Every day in the United States companies ship millions of items that require temperature control, from flowers and food to pharmaceuticals.
Vital Choice is no exception. When you buy frozen seafood or pasture-raised pork from Vital Choice, you can be confident that it will maintain its temperature right to your door.
But how can we do that sustainably?
You might have noticed that your shipment from Vital Choice included a unique kind of insulating padding wrapped in thin white plastic sheeting. Open the plastic (which, by the way, is recyclable), and inside you’ll find a layer of soft, fluffy material that looks like it was knit from multicolored yarn: It’s mostly a faded-blue-denim color with specks of other colors.
It’s soft and pretty. I personally keep some to wrap up a gift or anything that might need cushioning, and I hear that customers have used it to line pet beds.
But it’s also an environmental success story.
What is it?
It’s an insulating material made from recycled natural fibers, with no harmful chemicals. And because it’s pliable, it takes up less space than the formed polystyrene many companies use to ship cold products.
That flexibility ends up saving energy by cutting shipping and warehousing costs. And the material maintains temperatue as well as polystyrene foam of the same thickness, explains Harvey Ticlo, general manager of Bonded Logic, Inc., in Chandler, Arizona.
The insulation is made from denim and other textiles, all either postindustrial or post-consumer. That means those threads came from a clothing manufacturer, textile collection center or apparel retailer.
Another bonus: It’s also made in the U.S. Bonded Logic has 150 employees across Arizona and Georgia, and it plans to add more this year.

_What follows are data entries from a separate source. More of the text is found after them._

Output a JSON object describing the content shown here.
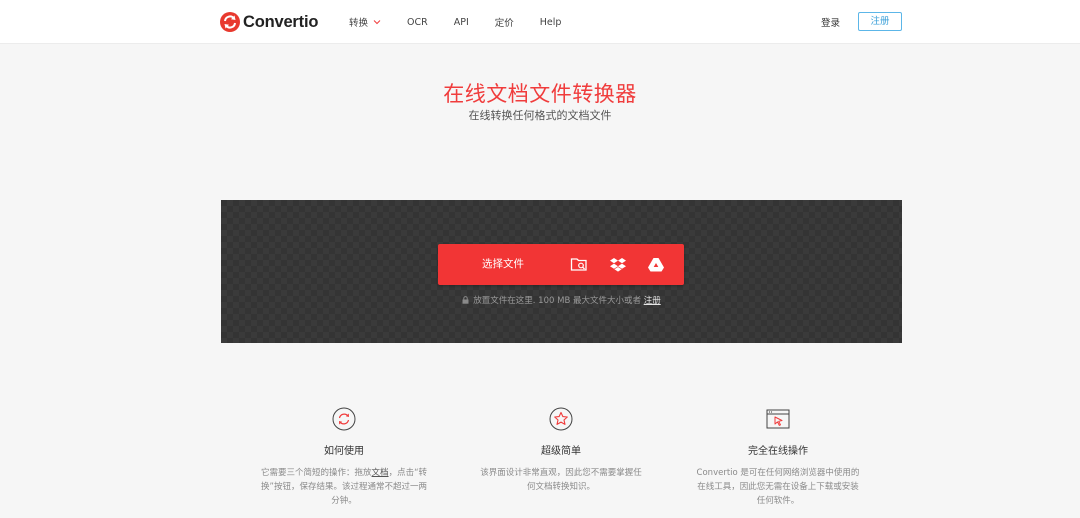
{
  "header": {
    "logo_text": "Convertio",
    "nav": [
      {
        "label": "转换",
        "has_dropdown": true
      },
      {
        "label": "OCR"
      },
      {
        "label": "API"
      },
      {
        "label": "定价"
      },
      {
        "label": "Help"
      }
    ],
    "login_label": "登录",
    "signup_label": "注册"
  },
  "hero": {
    "title": "在线文档文件转换器",
    "subtitle": "在线转换任何格式的文档文件"
  },
  "uploader": {
    "choose_label": "选择文件",
    "source_icons": [
      "folder-search-icon",
      "dropbox-icon",
      "google-drive-icon"
    ],
    "hint_text": "放置文件在这里. 100 MB 最大文件大小或者 ",
    "hint_link": "注册"
  },
  "features": [
    {
      "icon": "refresh-icon",
      "title": "如何使用",
      "desc_pre": "它需要三个简短的操作：拖放",
      "desc_link": "文档",
      "desc_post": "，点击“转换”按钮，保存结果。该过程通常不超过一两分钟。"
    },
    {
      "icon": "star-icon",
      "title": "超级简单",
      "desc": "该界面设计非常直观，因此您不需要掌握任何文档转换知识。"
    },
    {
      "icon": "browser-cursor-icon",
      "title": "完全在线操作",
      "desc": "Convertio 是可在任何网络浏览器中使用的在线工具，因此您无需在设备上下载或安装任何软件。"
    }
  ],
  "colors": {
    "brand_red": "#f23535",
    "title_red": "#f03c3c",
    "signup_blue": "#3a9fd8",
    "dropzone_bg": "#343434"
  }
}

The takeaway: Instead of insulation that might be made from virgin materials or polystyrene foam, we’ve got an eco-managed alternative that diverts tons of textile waste from landfills each year.
So what exactly is polystyrene foam?

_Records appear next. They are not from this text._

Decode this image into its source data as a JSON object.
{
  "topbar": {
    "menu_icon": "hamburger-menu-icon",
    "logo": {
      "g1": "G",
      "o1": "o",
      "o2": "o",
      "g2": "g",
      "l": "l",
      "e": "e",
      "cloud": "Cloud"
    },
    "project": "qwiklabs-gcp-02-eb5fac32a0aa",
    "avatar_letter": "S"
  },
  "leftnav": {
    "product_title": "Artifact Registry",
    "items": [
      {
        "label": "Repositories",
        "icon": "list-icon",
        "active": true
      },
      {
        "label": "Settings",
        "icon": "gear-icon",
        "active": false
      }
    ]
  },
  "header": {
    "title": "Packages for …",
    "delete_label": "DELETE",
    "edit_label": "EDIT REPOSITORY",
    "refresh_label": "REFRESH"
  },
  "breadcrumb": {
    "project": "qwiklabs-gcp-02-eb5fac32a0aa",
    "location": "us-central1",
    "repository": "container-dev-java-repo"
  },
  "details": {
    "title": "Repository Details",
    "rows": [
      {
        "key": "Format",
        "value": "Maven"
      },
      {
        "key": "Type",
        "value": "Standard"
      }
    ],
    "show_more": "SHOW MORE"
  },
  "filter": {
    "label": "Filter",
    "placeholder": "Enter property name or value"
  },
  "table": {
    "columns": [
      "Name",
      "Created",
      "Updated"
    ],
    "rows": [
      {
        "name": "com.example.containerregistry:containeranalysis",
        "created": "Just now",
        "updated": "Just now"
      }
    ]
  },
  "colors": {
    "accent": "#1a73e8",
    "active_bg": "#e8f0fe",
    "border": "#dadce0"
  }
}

The colloquial name is “plastic foam,” short for “expanded polystyrene (EPS).” This plastic starts out as translucent beads called nurdles. Trillions of nurdles are made from natural gas or oil and shipped to factories, where they are melted and molded into the plastic products. Making foam uses heat, steam and gas.
When it breaks apart, it doesn’t disappear. Plastic is sturdy stuff. It lingers, potentially for hundreds of years. Microplastics make their way into the ecosystem, and they have been found in fish, seabirds and even human blood.

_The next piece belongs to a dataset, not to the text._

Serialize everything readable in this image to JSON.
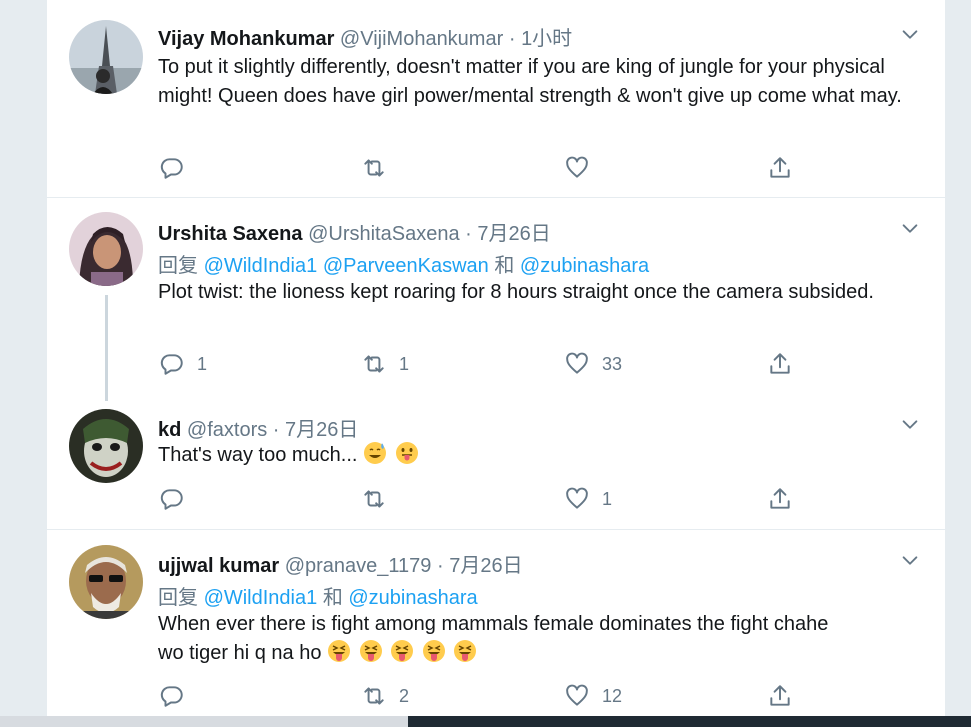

That’s why Vital Choice has chosen a different way.
I want to help. Can you use my old denim?
Yes! Send it to us! You can find instructions here, with a shipping label.
You can use the Vital Choice box your last order came in. Pack up any unneeded denim in your home that’s at least 90 percent cotton, removing any tags or stickers.
And to recycle our denim insulation, remove the white wrapper and put it in the box as well.
Seal the box, download the prefilled shipping label, attach it to the outside and arrange for pickup or deliver it to your local postal service, UPS or FedEx store.
Then smile. Remember that you are diverting textile waste from landfills and avoiding micro-plastic waste.
Doesn’t it feel good to be part of the solution?